Interface dataset entries
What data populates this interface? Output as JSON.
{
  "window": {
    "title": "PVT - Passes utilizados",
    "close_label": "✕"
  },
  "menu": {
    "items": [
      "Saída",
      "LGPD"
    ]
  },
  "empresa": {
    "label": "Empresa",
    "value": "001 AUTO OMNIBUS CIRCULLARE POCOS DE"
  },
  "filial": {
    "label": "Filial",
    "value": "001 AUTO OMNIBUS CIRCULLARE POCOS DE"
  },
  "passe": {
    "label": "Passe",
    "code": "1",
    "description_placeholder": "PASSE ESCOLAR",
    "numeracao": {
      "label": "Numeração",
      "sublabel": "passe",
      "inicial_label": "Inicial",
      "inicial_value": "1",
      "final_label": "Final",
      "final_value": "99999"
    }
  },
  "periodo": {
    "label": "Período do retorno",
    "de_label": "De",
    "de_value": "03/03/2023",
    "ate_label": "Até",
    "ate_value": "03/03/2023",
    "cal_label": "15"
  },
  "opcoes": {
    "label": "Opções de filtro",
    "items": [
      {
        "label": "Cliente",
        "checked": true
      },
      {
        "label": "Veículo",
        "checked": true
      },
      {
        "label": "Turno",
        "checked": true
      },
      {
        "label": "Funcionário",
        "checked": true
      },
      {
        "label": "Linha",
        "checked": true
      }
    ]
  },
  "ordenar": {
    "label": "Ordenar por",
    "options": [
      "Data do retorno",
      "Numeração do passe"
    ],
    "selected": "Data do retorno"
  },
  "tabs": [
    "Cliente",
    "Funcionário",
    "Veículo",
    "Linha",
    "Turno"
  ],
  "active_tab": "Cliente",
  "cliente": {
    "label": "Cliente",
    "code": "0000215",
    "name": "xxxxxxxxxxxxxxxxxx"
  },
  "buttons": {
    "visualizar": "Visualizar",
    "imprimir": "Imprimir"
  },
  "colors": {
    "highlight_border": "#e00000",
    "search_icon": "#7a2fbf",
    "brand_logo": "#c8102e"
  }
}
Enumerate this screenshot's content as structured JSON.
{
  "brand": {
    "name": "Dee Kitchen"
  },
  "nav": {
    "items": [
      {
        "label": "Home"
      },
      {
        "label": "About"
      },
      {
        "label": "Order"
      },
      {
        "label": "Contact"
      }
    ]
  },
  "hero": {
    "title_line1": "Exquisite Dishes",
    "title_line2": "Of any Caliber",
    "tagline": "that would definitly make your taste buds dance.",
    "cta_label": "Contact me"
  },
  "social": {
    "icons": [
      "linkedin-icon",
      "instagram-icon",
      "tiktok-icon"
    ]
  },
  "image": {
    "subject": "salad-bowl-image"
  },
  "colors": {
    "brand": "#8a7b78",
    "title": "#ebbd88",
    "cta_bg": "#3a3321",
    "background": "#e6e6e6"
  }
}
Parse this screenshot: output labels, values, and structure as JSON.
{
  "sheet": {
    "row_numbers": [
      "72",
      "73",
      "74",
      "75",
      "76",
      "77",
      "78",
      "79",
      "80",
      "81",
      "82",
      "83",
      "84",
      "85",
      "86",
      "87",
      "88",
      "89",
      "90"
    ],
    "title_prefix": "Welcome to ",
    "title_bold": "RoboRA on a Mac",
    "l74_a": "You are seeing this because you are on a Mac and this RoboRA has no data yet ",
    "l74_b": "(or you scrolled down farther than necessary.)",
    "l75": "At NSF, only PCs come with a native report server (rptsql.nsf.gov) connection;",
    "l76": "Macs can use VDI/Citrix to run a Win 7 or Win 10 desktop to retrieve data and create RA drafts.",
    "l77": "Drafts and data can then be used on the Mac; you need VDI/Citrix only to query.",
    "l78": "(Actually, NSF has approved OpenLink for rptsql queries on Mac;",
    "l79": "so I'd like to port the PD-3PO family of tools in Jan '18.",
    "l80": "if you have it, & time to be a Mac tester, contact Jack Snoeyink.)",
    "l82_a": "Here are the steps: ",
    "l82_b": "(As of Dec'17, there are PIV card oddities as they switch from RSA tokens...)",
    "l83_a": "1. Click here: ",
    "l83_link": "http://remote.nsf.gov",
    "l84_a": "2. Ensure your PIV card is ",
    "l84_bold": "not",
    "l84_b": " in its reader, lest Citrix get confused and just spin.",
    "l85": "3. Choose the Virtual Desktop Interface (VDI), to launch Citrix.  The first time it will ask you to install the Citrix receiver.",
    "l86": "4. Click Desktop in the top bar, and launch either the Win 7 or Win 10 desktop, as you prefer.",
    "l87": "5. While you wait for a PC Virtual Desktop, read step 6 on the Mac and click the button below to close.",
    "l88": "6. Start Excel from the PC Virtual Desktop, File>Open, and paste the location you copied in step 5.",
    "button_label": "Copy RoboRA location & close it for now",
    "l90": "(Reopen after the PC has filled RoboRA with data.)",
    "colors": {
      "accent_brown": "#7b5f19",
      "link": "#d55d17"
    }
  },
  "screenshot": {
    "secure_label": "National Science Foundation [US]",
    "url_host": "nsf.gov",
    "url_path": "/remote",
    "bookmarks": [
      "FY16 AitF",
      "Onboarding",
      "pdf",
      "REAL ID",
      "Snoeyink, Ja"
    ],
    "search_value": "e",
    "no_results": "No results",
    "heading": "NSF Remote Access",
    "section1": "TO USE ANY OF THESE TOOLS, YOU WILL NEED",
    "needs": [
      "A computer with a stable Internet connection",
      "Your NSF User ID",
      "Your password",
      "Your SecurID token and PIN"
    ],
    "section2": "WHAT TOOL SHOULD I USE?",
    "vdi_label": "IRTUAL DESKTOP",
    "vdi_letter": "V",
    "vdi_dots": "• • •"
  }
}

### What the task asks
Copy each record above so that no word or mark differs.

### Answer
What data populates this interface? Output as JSON.
{
  "window": {
    "title": "PVT - Passes utilizados",
    "close_label": "✕"
  },
  "menu": {
    "items": [
      "Saída",
      "LGPD"
    ]
  },
  "empresa": {
    "label": "Empresa",
    "value": "001 AUTO OMNIBUS CIRCULLARE POCOS DE"
  },
  "filial": {
    "label": "Filial",
    "value": "001 AUTO OMNIBUS CIRCULLARE POCOS DE"
  },
  "passe": {
    "label": "Passe",
    "code": "1",
    "description_placeholder": "PASSE ESCOLAR",
    "numeracao": {
      "label": "Numeração",
      "sublabel": "passe",
      "inicial_label": "Inicial",
      "inicial_value": "1",
      "final_label": "Final",
      "final_value": "99999"
    }
  },
  "periodo": {
    "label": "Período do retorno",
    "de_label": "De",
    "de_value": "03/03/2023",
    "ate_label": "Até",
    "ate_value": "03/03/2023",
    "cal_label": "15"
  },
  "opcoes": {
    "label": "Opções de filtro",
    "items": [
      {
        "label": "Cliente",
        "checked": true
      },
      {
        "label": "Veículo",
        "checked": true
      },
      {
        "label": "Turno",
        "checked": true
      },
      {
        "label": "Funcionário",
        "checked": true
      },
      {
        "label": "Linha",
        "checked": true
      }
    ]
  },
  "ordenar": {
    "label": "Ordenar por",
    "options": [
      "Data do retorno",
      "Numeração do passe"
    ],
    "selected": "Data do retorno"
  },
  "tabs": [
    "Cliente",
    "Funcionário",
    "Veículo",
    "Linha",
    "Turno"
  ],
  "active_tab": "Cliente",
  "cliente": {
    "label": "Cliente",
    "code": "0000215",
    "name": "xxxxxxxxxxxxxxxxxx"
  },
  "buttons": {
    "visualizar": "Visualizar",
    "imprimir": "Imprimir"
  },
  "colors": {
    "highlight_border": "#e00000",
    "search_icon": "#7a2fbf",
    "brand_logo": "#c8102e"
  }
}
Enumerate this screenshot's content as structured JSON.
{
  "brand": {
    "name": "Dee Kitchen"
  },
  "nav": {
    "items": [
      {
        "label": "Home"
      },
      {
        "label": "About"
      },
      {
        "label": "Order"
      },
      {
        "label": "Contact"
      }
    ]
  },
  "hero": {
    "title_line1": "Exquisite Dishes",
    "title_line2": "Of any Caliber",
    "tagline": "that would definitly make your taste buds dance.",
    "cta_label": "Contact me"
  },
  "social": {
    "icons": [
      "linkedin-icon",
      "instagram-icon",
      "tiktok-icon"
    ]
  },
  "image": {
    "subject": "salad-bowl-image"
  },
  "colors": {
    "brand": "#8a7b78",
    "title": "#ebbd88",
    "cta_bg": "#3a3321",
    "background": "#e6e6e6"
  }
}
Parse this screenshot: output labels, values, and structure as JSON.
{
  "sheet": {
    "row_numbers": [
      "72",
      "73",
      "74",
      "75",
      "76",
      "77",
      "78",
      "79",
      "80",
      "81",
      "82",
      "83",
      "84",
      "85",
      "86",
      "87",
      "88",
      "89",
      "90"
    ],
    "title_prefix": "Welcome to ",
    "title_bold": "RoboRA on a Mac",
    "l74_a": "You are seeing this because you are on a Mac and this RoboRA has no data yet ",
    "l74_b": "(or you scrolled down farther than necessary.)",
    "l75": "At NSF, only PCs come with a native report server (rptsql.nsf.gov) connection;",
    "l76": "Macs can use VDI/Citrix to run a Win 7 or Win 10 desktop to retrieve data and create RA drafts.",
    "l77": "Drafts and data can then be used on the Mac; you need VDI/Citrix only to query.",
    "l78": "(Actually, NSF has approved OpenLink for rptsql queries on Mac;",
    "l79": "so I'd like to port the PD-3PO family of tools in Jan '18.",
    "l80": "if you have it, & time to be a Mac tester, contact Jack Snoeyink.)",
    "l82_a": "Here are the steps: ",
    "l82_b": "(As of Dec'17, there are PIV card oddities as they switch from RSA tokens...)",
    "l83_a": "1. Click here: ",
    "l83_link": "http://remote.nsf.gov",
    "l84_a": "2. Ensure your PIV card is ",
    "l84_bold": "not",
    "l84_b": " in its reader, lest Citrix get confused and just spin.",
    "l85": "3. Choose the Virtual Desktop Interface (VDI), to launch Citrix.  The first time it will ask you to install the Citrix receiver.",
    "l86": "4. Click Desktop in the top bar, and launch either the Win 7 or Win 10 desktop, as you prefer.",
    "l87": "5. While you wait for a PC Virtual Desktop, read step 6 on the Mac and click the button below to close.",
    "l88": "6. Start Excel from the PC Virtual Desktop, File>Open, and paste the location you copied in step 5.",
    "button_label": "Copy RoboRA location & close it for now",
    "l90": "(Reopen after the PC has filled RoboRA with data.)",
    "colors": {
      "accent_brown": "#7b5f19",
      "link": "#d55d17"
    }
  },
  "screenshot": {
    "secure_label": "National Science Foundation [US]",
    "url_host": "nsf.gov",
    "url_path": "/remote",
    "bookmarks": [
      "FY16 AitF",
      "Onboarding",
      "pdf",
      "REAL ID",
      "Snoeyink, Ja"
    ],
    "search_value": "e",
    "no_results": "No results",
    "heading": "NSF Remote Access",
    "section1": "TO USE ANY OF THESE TOOLS, YOU WILL NEED",
    "needs": [
      "A computer with a stable Internet connection",
      "Your NSF User ID",
      "Your password",
      "Your SecurID token and PIN"
    ],
    "section2": "WHAT TOOL SHOULD I USE?",
    "vdi_label": "IRTUAL DESKTOP",
    "vdi_letter": "V",
    "vdi_dots": "• • •"
  }
}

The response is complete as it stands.